It’s not as if the pool of available names is shrinking though. Quite the opposite. A couple of generations ago, parents mostly stuck with a handful of tried-and-true classics (James, Richard, William); the ten most common names were shared by more than a third of boys in 1950. These days, only nine percent of boys sport the ten most common names. But this recent burst of innovation in names shows more restraint than variety when it comes to their sounds. For example, 36 percent of newborn American boys have names that end in “n”, as compared to just 14 percent in 1950.
This might seem paradoxical, but in fact, it’s a fairly typical aspect of name invention (as my co-author Greg Carlson and I have discussed in our book Sold on Language). When creating a new word of any sort, whether it’s a common noun, verb, baby name or even a brand name, there’s a tendency to gravitate toward known sound patterns. Truly original names, like Quatergork, or Ponveen haven’t yet made it into my son’s social circle. Novelty, it seems, thrives best when it’s a variation on the familiar.
Carrie Arnold is a freelance science writer in Virginia. She blogs about the science of eating disorders at www.edbites.com, and frequently covers microbiology topics for national magazines.
Conservationists like to think large. Whether it’s identifying hundreds of square miles of Himalayan highlands as a tiger corridor or creating massive marine preserves, these scientists are definitely thinking on the macro scale.
However a small but growing group of scientists are beginning to think smaller when it comes to conservation—much smaller. They have begun to study the microbes living in the soil, and their results are showing just how important microscopic life is in the macrobiotic world. A healthy, diverse population of soil microbes results in a healthy, diverse ecosystem. Changing an ecosystem also changes its microbes, scientists have found, and this may permanently scar the environment.
“Soil is not sterile,” said Noah Fierer, a microbiologist at the University of Colorado at Boulder. “These microbes are crucial to maintaining soil fertility.”
Pete Etchells is a lecturer in biological psychology based in Bristol, UK. He writes about science in the news at Counterbalanced, but secretly wishes he were an astronaut. You can find him on Twitter at @drpeteetchells.
I’m never taking a photo of myself and sticking it up on Facebook ever again. How could anyone possibly contemplate it, when they’ve got to compete with self-portraits like this one? Thanks NASA.
Really, there’s so much awesomeness in this photo. It’s a picture of a robot, taken on another planet. A freaking robot! On another world! Evidently though, not everyone shares this sense of wonder. At around the same time that Curiosity was taking pictures of itself, Felix Baumgartner was being interviewed by the UK’s Telegraph, and had this to say:
“I think we should perhaps spend all the money going to Mars to learn about Earth. I mean, you cannot send people there because it is just too far away.
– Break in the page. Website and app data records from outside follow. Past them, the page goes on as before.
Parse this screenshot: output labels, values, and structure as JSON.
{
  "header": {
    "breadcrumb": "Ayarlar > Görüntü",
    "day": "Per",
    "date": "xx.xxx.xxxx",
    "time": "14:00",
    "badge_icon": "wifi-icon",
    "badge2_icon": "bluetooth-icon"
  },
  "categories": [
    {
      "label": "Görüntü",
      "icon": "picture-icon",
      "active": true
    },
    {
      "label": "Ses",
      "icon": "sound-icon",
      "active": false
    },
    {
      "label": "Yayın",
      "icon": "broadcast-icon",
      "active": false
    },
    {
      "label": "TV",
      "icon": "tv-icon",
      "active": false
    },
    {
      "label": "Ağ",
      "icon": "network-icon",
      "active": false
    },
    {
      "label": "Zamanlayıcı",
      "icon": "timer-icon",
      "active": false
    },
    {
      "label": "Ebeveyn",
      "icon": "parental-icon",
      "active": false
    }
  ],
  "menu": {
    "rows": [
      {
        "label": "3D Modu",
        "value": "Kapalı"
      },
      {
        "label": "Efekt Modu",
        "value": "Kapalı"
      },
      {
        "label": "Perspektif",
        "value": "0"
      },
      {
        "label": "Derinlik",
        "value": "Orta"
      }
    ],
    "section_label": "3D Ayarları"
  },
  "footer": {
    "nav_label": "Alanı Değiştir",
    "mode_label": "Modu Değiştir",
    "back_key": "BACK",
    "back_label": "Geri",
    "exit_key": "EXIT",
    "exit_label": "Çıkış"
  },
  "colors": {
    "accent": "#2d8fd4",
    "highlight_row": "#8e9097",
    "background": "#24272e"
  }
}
That little knowledge we get from Mars I don’t think it does make sense.”
Disheartening words from someone who you would think would share so much in common with the Mars exploration mission, given his recent space jump. Baumgartner’s words completely miss the point, because Curiosity’s story isn’t just about what happens on Mars. It’s also about what happened on Earth before it left, and what is still happening now. It’s the story of extraordinary life-saving technologies, like heart pumps and advances in drug treatments, but it’s also the story of ordinary, everyday things like mattresses, hockey sticks and baseball bats. These are technologies that NASA and its offshoot companies never originally set out to develop; instead, they were born out of ingenious solutions to practical problems faced in the space program.